So for example, political organizations and foreign powers feed us distorted facts to sway our loyalty to a particular candidate and demonize the opposition. Ever wonder why the “other side” is so vehement and unwilling to listen? It’s because we have been fed separate news streams.

Think about it. If one neighbor has been fed images of babies in cages at the border and another neighbor has been fed images of babies being sold in pizza parlors, neither side is apt to listen to the other.

And if you think that sounds crazy, Edgar Maddison Welch shot up a pizza parlor in Washington DC on Dec. 4, 2016 because his newsfeed convinced him that children were being trafficked in the basement. The pizza parlor didn’t even have a basement let alone a trafficking ring. This poor man - who was actually distraught at the thought of children being hurt and kept insisting to the arresting officers that they had to go down into the basement to save the children — is now in jail.

Which is not to say that children aren’t being abused at the border and by traffickers but that entities who have nothing in common with real journalists, are pumping us full of curated stories in order to sell us stuff.

Because that’s what it’s all about. Whether they’re selling a candidate or another pair of sneakers, these “news” feeds set us up by ginning up our interest with what seems to be very “truthy” news but is in fact disinformation. And then they auction off our attention to the highest bidder and hit us with the winning ad.

It’s diabolical. And we’re in serious trouble. We will never be able to talk to one another and come to reasonable compromises that will enable us to move forward if our points of view are being shaped by organizations with agendas. And until we wise up and insist on holding social media to the same standards as real journalism, we are all just guinea pigs in a maze of lies.

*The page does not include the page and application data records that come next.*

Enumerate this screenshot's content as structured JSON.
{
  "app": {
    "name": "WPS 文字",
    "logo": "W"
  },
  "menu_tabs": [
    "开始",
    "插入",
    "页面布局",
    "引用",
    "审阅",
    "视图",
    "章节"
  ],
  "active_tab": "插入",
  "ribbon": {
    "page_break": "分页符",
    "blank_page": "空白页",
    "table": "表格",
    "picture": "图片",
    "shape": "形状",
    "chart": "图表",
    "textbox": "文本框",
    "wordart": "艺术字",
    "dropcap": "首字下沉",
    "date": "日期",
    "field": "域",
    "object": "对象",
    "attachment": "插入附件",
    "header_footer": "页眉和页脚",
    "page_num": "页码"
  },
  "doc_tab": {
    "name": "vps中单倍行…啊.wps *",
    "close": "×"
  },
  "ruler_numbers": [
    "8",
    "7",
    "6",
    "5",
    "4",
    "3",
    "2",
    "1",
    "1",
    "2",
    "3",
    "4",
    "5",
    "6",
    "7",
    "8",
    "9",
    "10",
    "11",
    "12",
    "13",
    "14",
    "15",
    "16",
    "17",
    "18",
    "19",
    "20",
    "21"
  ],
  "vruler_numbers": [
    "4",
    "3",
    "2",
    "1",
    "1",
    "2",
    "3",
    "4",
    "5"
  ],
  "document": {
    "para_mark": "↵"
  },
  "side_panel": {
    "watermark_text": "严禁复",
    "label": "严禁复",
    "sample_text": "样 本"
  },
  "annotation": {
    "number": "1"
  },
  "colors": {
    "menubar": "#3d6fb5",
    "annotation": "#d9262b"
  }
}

(Thank you so much for all your emails. Reach me at WelcomeToThePandemic@gmail.com. And find me on Twitter at @epagenyc or on Facebook at ElizabethPage.)

Connecticut Media Group